YOUR GOAL
Please write out all of the entries exactly as they appear.

RECORDS PROVIDED

+ + + +

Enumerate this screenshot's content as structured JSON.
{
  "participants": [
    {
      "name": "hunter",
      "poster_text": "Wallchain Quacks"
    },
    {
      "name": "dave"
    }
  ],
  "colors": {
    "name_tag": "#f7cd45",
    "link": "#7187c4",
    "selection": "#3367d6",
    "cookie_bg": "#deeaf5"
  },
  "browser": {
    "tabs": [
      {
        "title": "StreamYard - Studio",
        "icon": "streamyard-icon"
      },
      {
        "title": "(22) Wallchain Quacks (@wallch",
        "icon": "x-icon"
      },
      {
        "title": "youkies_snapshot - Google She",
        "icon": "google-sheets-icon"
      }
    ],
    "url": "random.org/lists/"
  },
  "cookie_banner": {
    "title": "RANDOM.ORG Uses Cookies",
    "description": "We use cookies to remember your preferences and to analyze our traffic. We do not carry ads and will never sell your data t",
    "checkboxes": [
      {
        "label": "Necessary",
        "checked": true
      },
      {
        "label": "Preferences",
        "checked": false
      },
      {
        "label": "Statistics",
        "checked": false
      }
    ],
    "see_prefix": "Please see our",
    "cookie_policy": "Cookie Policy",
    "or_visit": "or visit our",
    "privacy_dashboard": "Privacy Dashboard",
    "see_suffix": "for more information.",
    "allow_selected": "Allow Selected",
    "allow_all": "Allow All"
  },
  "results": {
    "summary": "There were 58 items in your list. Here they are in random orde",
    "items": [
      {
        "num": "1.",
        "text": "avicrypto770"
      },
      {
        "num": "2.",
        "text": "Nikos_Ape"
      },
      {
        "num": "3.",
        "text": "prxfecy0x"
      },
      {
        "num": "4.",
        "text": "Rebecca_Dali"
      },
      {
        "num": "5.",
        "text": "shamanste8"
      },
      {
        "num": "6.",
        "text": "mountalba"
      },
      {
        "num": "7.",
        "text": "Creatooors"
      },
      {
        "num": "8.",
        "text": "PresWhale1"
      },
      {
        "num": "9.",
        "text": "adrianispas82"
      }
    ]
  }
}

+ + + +

RESULT FOR THIS EXERCISE
Enumerate this screenshot's content as structured JSON.
{
  "participants": [
    {
      "name": "hunter",
      "poster_text": "Wallchain Quacks"
    },
    {
      "name": "dave"
    }
  ],
  "colors": {
    "name_tag": "#f7cd45",
    "link": "#7187c4",
    "selection": "#3367d6",
    "cookie_bg": "#deeaf5"
  },
  "browser": {
    "tabs": [
      {
        "title": "StreamYard - Studio",
        "icon": "streamyard-icon"
      },
      {
        "title": "(22) Wallchain Quacks (@wallch",
        "icon": "x-icon"
      },
      {
        "title": "youkies_snapshot - Google She",
        "icon": "google-sheets-icon"
      }
    ],
    "url": "random.org/lists/"
  },
  "cookie_banner": {
    "title": "RANDOM.ORG Uses Cookies",
    "description": "We use cookies to remember your preferences and to analyze our traffic. We do not carry ads and will never sell your data t",
    "checkboxes": [
      {
        "label": "Necessary",
        "checked": true
      },
      {
        "label": "Preferences",
        "checked": false
      },
      {
        "label": "Statistics",
        "checked": false
      }
    ],
    "see_prefix": "Please see our",
    "cookie_policy": "Cookie Policy",
    "or_visit": "or visit our",
    "privacy_dashboard": "Privacy Dashboard",
    "see_suffix": "for more information.",
    "allow_selected": "Allow Selected",
    "allow_all": "Allow All"
  },
  "results": {
    "summary": "There were 58 items in your list. Here they are in random orde",
    "items": [
      {
        "num": "1.",
        "text": "avicrypto770"
      },
      {
        "num": "2.",
        "text": "Nikos_Ape"
      },
      {
        "num": "3.",
        "text": "prxfecy0x"
      },
      {
        "num": "4.",
        "text": "Rebecca_Dali"
      },
      {
        "num": "5.",
        "text": "shamanste8"
      },
      {
        "num": "6.",
        "text": "mountalba"
      },
      {
        "num": "7.",
        "text": "Creatooors"
      },
      {
        "num": "8.",
        "text": "PresWhale1"
      },
      {
        "num": "9.",
        "text": "adrianispas82"
      }
    ]
  }
}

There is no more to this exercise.